“What we have done is integrated a bunch of electronics that integrates the radio function for 5G base stations,” says Brendan Farley, vice-president of engineering with Xilinx.

“It allows large, custom, expensive base-station architectures to be replaced by a compact, wideband, low-power, cost-effective, single-chip solution. The microchip architecture is software programmable to adapt to a range of emerging 5G standards and deployment configurations.”

The new chip was in development for three years. “It takes quite a long time,” says Farley. “There was a team of 50 people in Ireland involved. We started off developing the core technologies, then testing them, then we developed something that looked more like a product. That product was manufactured in Taiwan and we took it back here to test it again. This kind of device has never been developed in Ireland before. There is probably only a couple of places in the world where it can be done. We recruit locally and internationally for the team. You need the best people in the world to do this work. The people from Ireland and overseas rub off each other and learn from each other.”

The SFI’s Connect Centre for Future Networks, represented by Dr Andrew Hines, won the award in the category of Research Centre with links to the US corporate sector in Ireland. A collaboration with Google known as ViSQOL, the winning project is a software platform for evaluating audio quality on the web by “looking” at sounds. It can predict sound quality in a wide range of internet scenarios, from streaming music and video-conferencing to virtual-reality 3D spatial audio.
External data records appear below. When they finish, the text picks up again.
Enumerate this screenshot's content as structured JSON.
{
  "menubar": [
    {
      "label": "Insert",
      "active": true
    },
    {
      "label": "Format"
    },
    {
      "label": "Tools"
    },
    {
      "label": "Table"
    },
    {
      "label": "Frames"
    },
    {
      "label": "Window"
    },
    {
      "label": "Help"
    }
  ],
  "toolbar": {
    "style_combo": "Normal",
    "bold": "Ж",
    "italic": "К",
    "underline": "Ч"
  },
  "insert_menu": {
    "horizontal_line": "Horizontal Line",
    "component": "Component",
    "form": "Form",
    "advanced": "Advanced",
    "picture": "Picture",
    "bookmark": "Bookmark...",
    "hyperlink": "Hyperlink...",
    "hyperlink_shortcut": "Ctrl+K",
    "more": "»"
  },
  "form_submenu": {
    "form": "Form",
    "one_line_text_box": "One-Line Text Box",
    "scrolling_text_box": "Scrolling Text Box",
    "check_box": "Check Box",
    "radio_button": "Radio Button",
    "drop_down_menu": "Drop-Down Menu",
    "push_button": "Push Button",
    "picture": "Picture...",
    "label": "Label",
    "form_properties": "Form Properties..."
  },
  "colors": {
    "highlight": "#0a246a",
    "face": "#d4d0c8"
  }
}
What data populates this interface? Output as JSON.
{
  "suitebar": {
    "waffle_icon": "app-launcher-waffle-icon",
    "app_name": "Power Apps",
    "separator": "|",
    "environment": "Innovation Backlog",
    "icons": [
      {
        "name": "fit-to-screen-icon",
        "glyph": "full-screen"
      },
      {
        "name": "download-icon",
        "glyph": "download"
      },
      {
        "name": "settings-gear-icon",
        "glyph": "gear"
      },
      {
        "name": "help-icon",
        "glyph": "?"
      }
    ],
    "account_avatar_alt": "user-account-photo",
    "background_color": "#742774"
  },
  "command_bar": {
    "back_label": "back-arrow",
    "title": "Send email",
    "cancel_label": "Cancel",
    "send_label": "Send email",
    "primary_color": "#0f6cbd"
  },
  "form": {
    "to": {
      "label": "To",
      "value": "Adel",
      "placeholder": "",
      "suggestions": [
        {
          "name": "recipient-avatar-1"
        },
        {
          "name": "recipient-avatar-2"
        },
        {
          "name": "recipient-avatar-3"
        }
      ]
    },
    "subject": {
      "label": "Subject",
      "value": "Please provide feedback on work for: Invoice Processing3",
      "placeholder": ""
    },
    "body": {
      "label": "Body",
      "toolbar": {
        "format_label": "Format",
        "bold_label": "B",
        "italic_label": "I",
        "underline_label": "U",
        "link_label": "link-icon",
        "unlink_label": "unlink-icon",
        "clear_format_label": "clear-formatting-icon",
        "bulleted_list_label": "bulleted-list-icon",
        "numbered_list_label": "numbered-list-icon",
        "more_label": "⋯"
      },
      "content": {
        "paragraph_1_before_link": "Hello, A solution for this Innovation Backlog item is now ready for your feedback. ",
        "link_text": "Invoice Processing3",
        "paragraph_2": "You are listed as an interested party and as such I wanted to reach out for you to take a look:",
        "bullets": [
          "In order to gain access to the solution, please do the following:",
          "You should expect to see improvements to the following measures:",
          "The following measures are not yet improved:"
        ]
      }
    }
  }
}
Speaking at the awards presentation in May, Minister for Business, Enterprise and Innovation Heather Humphreys said: “I know that innovation is something that the American Chamber cares passionately about. This is a passion that I share because research and innovation is fundamental to growing the Irish economy and the wider Irish-American business relationship.”